KUALA LUMPUR: Bank Negara Malaysia governor Tan Sri Dr Zeti Akhtar Aziz has urged politicians to look beyond the near term in managing Malaysia’s economy and its financial systems.
She said the assessment of national risk requires pre-emptive measures, which is the “only way” to manage an economy and the financial system.
“We have to highlight very frequently to the politicians to look beyond the immediate term. If you are reacting rather than pre-empting, then you are too late already,” she told corporate and industry leaders at Invest Malaysia Kuala Lumpur 2015 yesterday.
“What is key for us is sustainability.
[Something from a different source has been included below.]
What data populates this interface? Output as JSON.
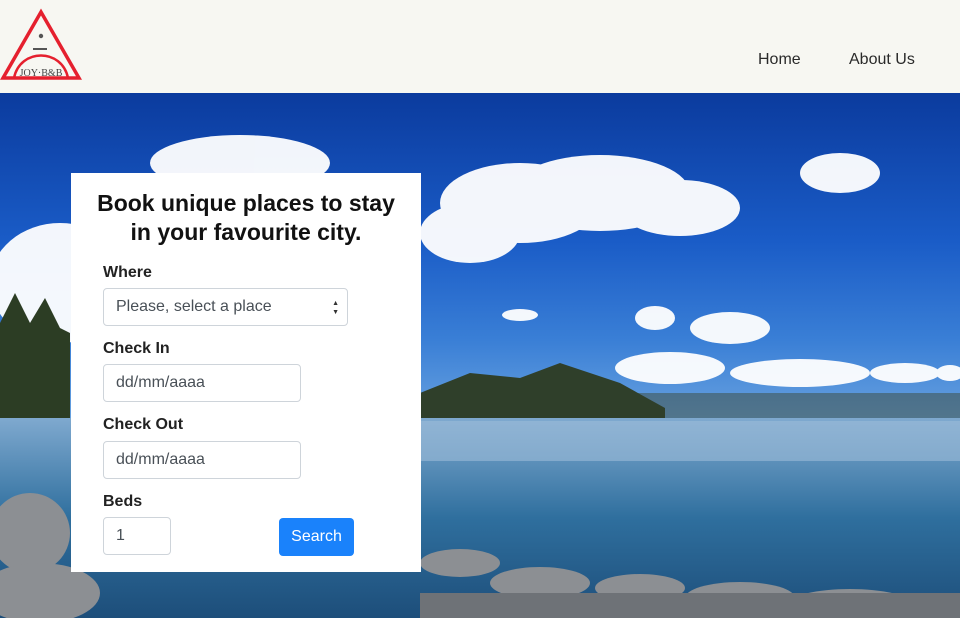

You have to look beyond the immediate term,” she said.
Zeti noted that Malaysia is in place to improve its fiscal position, which she admitted is the “one area of vulnerability” that needs to be addressed.
She said the country has already undertaken significant reforms to improve its fiscal deficit, such as the fuel subsidy rationalisation and the implementation of the goods and services tax (GST) early this month.
She pointed out that the subsidy rationalisation has already generated significant savings of more than RM20 billion in gross amount.
Similarly, she said the introduction of the GST will also generate a significant increase in revenue for the country’s coffers.
Meanwhile, Zeti told reporters on the sidelines of the event that Malaysia’s growth prospects are bright despite its credit ratings remaining under pressure from a cut by Fitch Ratings.
The international rating agency had last month reiterated that Malaysia’s credit rating was more than 50% likely to be downgraded due to the country’s trade balance and debt obligations of a state-owned investment entity.
“If you compare with our peers, we are at least as good, if not better, in terms of our growth prospects or growth performance,” she said.
Zeti said for the last several years, Malaysia has shown a resilient, solid financial system and a highly developed bond market.
She added that Malaysia’s fiscal position has exhibited a reduction in deficit and its external indebtedness is relatively low compared with some of its peers in the same rating category or above.
Minister in the Prime Minister’s Department Datuk Seri Abdul Wahid Omar said the country’s financial health as rated by Fitch is up to investors’ perception, noting that Moody’s and Standard & Poor’s have a positive and a neutral outlook respectively for Malaysia.
Abdul Wahid also said the government is continuing its efforts to reduce the country’s dependency on oil revenue.
He is hoping that oil dependency will be reduced to below last year’s contribution of about 30% to national income. “We have been consistently diversifying the economy to reduce dependency on the oil and gas sector.”
This article first appeared in The Edge Financial Daily, on April 24, 2015.